╭──
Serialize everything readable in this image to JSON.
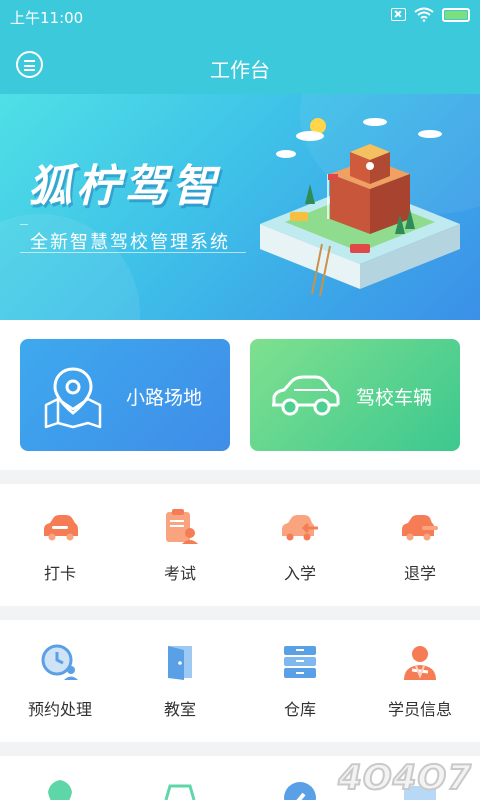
{
  "status_bar": {
    "time": "上午11:00"
  },
  "header": {
    "title": "工作台"
  },
  "banner": {
    "brand": "狐柠驾智",
    "slogan": "全新智慧驾校管理系统"
  },
  "cards": [
    {
      "label": "小路场地"
    },
    {
      "label": "驾校车辆"
    }
  ],
  "grid1": [
    {
      "label": "打卡",
      "icon": "car-icon"
    },
    {
      "label": "考试",
      "icon": "clipboard-icon"
    },
    {
      "label": "入学",
      "icon": "car-enter-icon"
    },
    {
      "label": "退学",
      "icon": "car-exit-icon"
    }
  ],
  "grid2": [
    {
      "label": "预约处理",
      "icon": "clock-user-icon"
    },
    {
      "label": "教室",
      "icon": "door-icon"
    },
    {
      "label": "仓库",
      "icon": "cabinet-icon"
    },
    {
      "label": "学员信息",
      "icon": "student-icon"
    }
  ],
  "watermark": "4O4O7",
  "colors": {
    "teal": "#3cc9dc",
    "orange": "#f57c55",
    "blue": "#3f8de8",
    "green": "#3cc88f"
  }
}
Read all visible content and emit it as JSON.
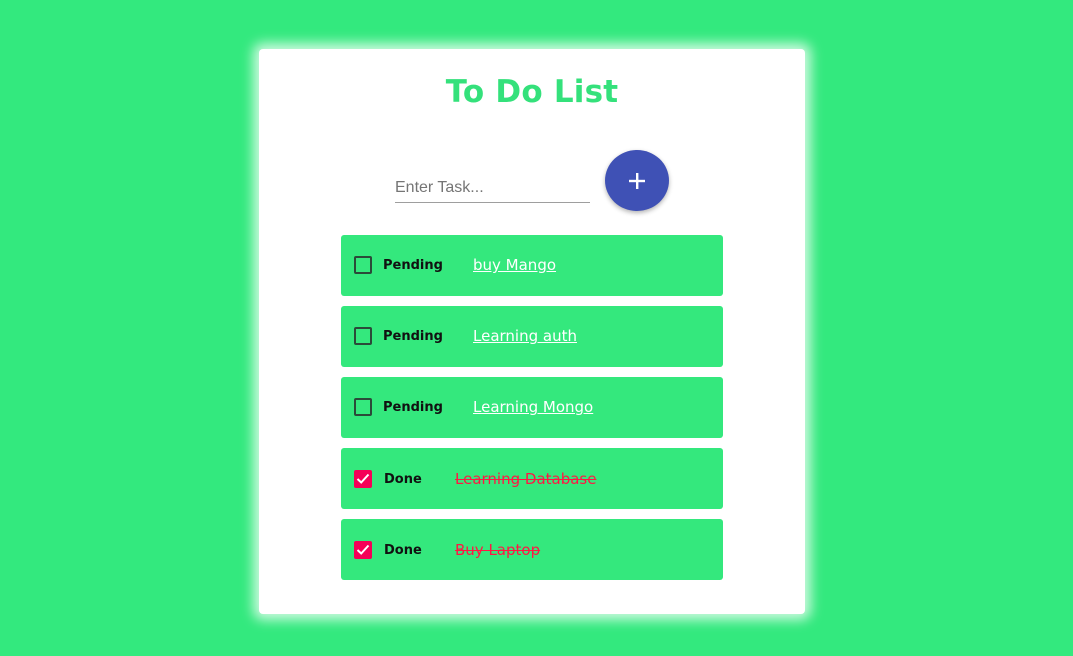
{
  "app": {
    "title": "To Do List"
  },
  "form": {
    "placeholder": "Enter Task...",
    "value": "",
    "add_icon": "plus-icon"
  },
  "tasks": [
    {
      "status": "Pending",
      "text": "buy Mango",
      "done": false
    },
    {
      "status": "Pending",
      "text": "Learning auth",
      "done": false
    },
    {
      "status": "Pending",
      "text": "Learning Mongo",
      "done": false
    },
    {
      "status": "Done",
      "text": "Learning Database",
      "done": true
    },
    {
      "status": "Done",
      "text": "Buy Laptop",
      "done": true
    }
  ],
  "colors": {
    "background": "#33e97e",
    "title": "#34e17b",
    "add_button": "#3f51b5",
    "item_background": "#34e87d",
    "checked": "#f50057",
    "done_text": "#ff1744"
  }
}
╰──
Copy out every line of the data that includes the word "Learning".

      "text": "Learning auth",
      "text": "Learning Mongo",
      "text": "Learning Database",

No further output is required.